  3. ^ a b c Morris, D. 2007. A Cathedral Centenary: the background to the building of St Cyprian's Cathedral a hundred years ago, and the first years of its history. Now and Then 15(1):1–3.
  4. ^ Early St Cyprian's – worship in a tent
  5. ^ Josiah Wright Matthews (1887). Incwadi Yami. Sampson Low, Marston, Searle & Rivington. pp. 394–5. Retrieved 17 September 2013.
  6. ^ Lekhela, E.P. 1970. The origin, development and role of missionary teacher-training institutions for the Africans of the North-Western Cape (an historical-critical survey of the period 1850–1954). PhD dissertation, UNISA.

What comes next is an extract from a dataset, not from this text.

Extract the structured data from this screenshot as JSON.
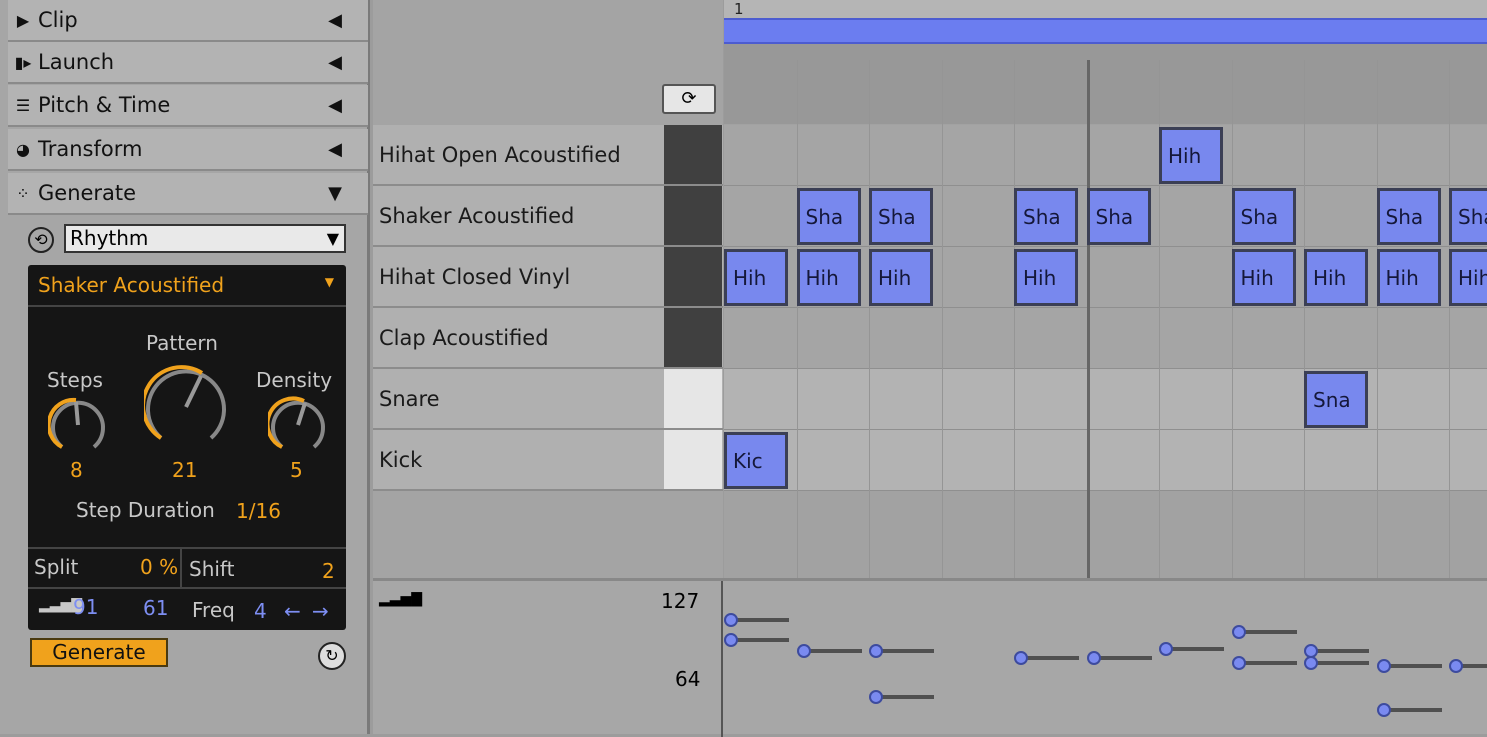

  7. ^ Moult, L. 1987 K.H.Story: a history of the Kimberley Boys' High School, p 13, 14.
  8. ^ Diamond News 2 September 1879
  9. ^ William Crisp (1923). Some Account of the Diocese of Bloemfontein, in the Province of South Africa, from 1863 to 1894. Nabu Press. ISBN 978-1-248-49176-8. Retrieved 17 September 2013.
  10. ^ Williams, Alpheus F. 1948. Some dreams come true.
  11. ^ Griqualand West Church Magazine, Feb 1885.
  12. ^ Lewis, C; Edwards. G.E. (1935). South Africa – The Growth of the Church of the Province. London: Society for Promoting Christian Knowledge.
  13. ^ Diamond Fields Advertiser, 14 May 1901
  14. ^ "New Parish Church", Diamond Fields Advertiser 13 May 1908 p 5, 7.
  15. ^ a b c Morris, D. 2007. 'All the sounds of creation': the organs of St Cyprian's, Kimberley. Now and Then: Newsletter of the Historical Society of Kimberley and the Northern Cape 15(4):3–5.
  16. ^ a b c St Cyprian's Cathedral 2010. A Cathedral Pilgrimage. Brochure.
  17. ^ Charlotte Searle – biography of Henrietta Stockdale, Dictionary of South African Biography
  18. ^ Centenary plaques in the Baptistery at St Cyprian's Cathedral marking each of these occasions
  19. ^ Beangstrom, P. 2008. Church goes back to its roots: private school on the cards. Diamond Fields Advertiser 6 June 2008:3-2.
  20. ^ Highway: quarterly newspaper of the Diocese of Kimberley and Kuruman, Pentecost 2009, p. 2
  21. ^ The Adventures of an Organ by A. Pierce Jones – article first appeared in "The Organ", No. 11, Vol III, January, 1924, pp. 169–172
  22. ^ Guild of Church Musicians, London, Certificate No 570 dated 21 October 1909, preserved in the Crypt, St Cyprian's Cathedral
  23. ^ 'Church choirs converge in city'. Diamond Fields Advertiser 10 January 2013

External links[edit]

28°44′33″S 24°46′14″E / 28.74250°S 24.77056°E / -28.74250; 24.77056